• Exercise directions: Which lines of the entries contain the word "name"? Please list them.

• Provided material:
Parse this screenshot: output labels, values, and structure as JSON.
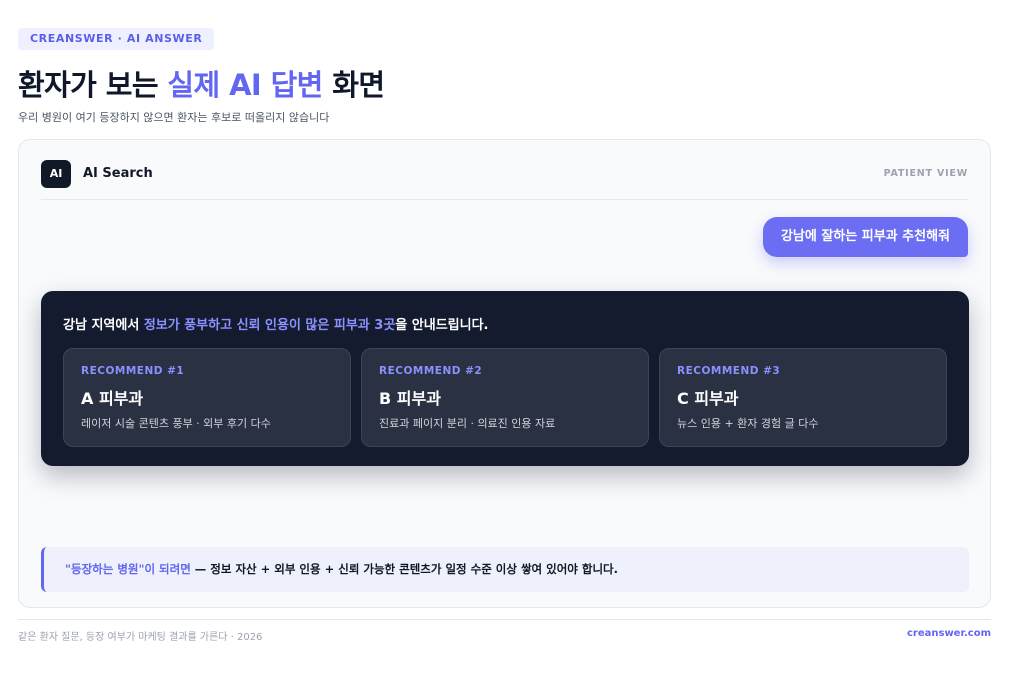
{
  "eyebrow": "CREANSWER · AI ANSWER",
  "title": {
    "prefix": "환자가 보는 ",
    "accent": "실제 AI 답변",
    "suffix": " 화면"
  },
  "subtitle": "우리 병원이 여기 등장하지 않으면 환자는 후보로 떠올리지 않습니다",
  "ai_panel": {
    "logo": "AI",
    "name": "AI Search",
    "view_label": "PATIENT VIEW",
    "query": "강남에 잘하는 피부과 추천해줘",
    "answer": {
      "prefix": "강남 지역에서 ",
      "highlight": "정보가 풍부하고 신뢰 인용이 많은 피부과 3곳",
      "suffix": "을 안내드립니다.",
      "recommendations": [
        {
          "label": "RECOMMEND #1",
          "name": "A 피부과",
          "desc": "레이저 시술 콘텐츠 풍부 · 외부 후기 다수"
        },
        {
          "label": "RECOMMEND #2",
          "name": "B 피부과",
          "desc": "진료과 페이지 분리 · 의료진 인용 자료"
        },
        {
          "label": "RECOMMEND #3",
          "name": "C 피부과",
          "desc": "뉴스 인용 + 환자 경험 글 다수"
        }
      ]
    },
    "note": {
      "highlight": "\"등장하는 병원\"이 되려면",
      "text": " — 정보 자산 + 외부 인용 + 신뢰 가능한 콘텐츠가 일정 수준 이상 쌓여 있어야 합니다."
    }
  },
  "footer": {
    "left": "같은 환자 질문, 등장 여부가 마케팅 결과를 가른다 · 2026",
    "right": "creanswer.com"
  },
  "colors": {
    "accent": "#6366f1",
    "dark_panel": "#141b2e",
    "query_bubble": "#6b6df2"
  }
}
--
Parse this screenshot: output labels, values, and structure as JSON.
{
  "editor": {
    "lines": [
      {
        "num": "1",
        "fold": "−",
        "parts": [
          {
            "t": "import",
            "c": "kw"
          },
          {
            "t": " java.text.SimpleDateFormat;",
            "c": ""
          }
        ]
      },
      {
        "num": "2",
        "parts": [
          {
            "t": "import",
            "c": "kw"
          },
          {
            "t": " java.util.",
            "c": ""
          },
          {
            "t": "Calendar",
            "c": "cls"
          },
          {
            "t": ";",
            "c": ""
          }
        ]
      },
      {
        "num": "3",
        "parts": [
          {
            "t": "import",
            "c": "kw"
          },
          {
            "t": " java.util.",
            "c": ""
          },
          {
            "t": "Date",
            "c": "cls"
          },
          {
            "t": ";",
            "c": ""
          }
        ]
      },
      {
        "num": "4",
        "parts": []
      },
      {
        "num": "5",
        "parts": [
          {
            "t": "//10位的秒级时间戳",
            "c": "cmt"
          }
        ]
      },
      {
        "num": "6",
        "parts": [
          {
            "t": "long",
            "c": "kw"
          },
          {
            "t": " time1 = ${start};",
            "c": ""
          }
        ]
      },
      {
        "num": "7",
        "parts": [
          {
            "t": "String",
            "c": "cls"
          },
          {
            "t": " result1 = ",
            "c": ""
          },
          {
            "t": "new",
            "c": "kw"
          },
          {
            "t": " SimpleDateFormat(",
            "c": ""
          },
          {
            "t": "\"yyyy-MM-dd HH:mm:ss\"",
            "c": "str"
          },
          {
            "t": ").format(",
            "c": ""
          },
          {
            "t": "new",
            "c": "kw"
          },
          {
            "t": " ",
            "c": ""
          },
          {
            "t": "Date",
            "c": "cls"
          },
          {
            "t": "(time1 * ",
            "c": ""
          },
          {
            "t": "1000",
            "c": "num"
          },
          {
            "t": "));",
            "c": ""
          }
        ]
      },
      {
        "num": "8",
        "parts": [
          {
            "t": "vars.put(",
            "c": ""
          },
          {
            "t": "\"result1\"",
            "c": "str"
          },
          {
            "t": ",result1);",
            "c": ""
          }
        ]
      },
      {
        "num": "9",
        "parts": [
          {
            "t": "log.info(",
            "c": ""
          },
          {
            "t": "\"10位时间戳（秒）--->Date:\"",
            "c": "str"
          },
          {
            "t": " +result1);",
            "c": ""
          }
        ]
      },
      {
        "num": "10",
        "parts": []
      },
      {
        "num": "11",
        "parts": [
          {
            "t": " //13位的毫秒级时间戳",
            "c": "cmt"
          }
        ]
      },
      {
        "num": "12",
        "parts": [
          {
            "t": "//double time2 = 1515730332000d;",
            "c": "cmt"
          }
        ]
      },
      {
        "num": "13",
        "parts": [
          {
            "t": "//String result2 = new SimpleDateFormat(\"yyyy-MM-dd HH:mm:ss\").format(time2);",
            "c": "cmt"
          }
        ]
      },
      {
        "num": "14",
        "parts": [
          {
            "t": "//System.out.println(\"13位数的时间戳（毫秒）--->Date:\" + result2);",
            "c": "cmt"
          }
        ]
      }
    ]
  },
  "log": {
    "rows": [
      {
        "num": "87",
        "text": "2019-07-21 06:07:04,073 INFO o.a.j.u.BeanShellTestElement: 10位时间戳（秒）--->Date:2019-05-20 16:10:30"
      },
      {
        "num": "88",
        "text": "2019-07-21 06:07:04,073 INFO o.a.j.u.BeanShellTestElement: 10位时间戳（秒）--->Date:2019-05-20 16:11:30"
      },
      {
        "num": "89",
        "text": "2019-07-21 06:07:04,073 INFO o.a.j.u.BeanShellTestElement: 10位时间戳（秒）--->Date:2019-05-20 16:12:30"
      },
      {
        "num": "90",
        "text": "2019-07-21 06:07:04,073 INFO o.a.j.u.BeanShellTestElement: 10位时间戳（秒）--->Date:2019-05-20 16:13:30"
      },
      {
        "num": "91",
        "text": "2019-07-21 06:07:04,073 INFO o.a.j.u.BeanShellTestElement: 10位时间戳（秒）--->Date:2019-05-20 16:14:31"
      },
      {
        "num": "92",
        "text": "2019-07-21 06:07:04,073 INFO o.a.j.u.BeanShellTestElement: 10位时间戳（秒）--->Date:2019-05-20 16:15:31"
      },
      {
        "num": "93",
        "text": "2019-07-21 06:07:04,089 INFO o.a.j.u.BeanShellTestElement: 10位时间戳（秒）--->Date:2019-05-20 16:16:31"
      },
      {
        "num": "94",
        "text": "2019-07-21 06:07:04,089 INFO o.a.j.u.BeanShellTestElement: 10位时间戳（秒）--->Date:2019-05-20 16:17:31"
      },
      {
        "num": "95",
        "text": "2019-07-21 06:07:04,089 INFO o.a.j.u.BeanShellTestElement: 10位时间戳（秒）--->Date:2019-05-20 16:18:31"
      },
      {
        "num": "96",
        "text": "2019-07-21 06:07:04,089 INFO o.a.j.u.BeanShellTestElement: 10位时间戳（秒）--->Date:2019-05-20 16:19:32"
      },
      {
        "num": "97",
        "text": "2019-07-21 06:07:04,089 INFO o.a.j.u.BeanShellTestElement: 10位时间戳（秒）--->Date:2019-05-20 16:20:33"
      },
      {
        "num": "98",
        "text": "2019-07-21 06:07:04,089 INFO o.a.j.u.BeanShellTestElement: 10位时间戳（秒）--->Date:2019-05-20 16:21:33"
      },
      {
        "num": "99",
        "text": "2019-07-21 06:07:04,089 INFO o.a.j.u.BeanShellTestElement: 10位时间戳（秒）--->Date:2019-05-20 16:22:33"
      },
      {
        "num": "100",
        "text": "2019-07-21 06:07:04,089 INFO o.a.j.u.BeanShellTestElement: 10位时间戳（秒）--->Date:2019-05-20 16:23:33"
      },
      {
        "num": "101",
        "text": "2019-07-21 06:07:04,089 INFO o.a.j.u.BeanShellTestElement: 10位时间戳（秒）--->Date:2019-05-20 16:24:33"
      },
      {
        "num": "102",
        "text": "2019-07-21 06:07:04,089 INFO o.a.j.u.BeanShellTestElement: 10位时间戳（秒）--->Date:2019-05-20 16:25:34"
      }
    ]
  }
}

• Exercise answer:
    "name": "AI Search",
          "name": "A 피부과",
          "name": "B 피부과",
          "name": "C 피부과",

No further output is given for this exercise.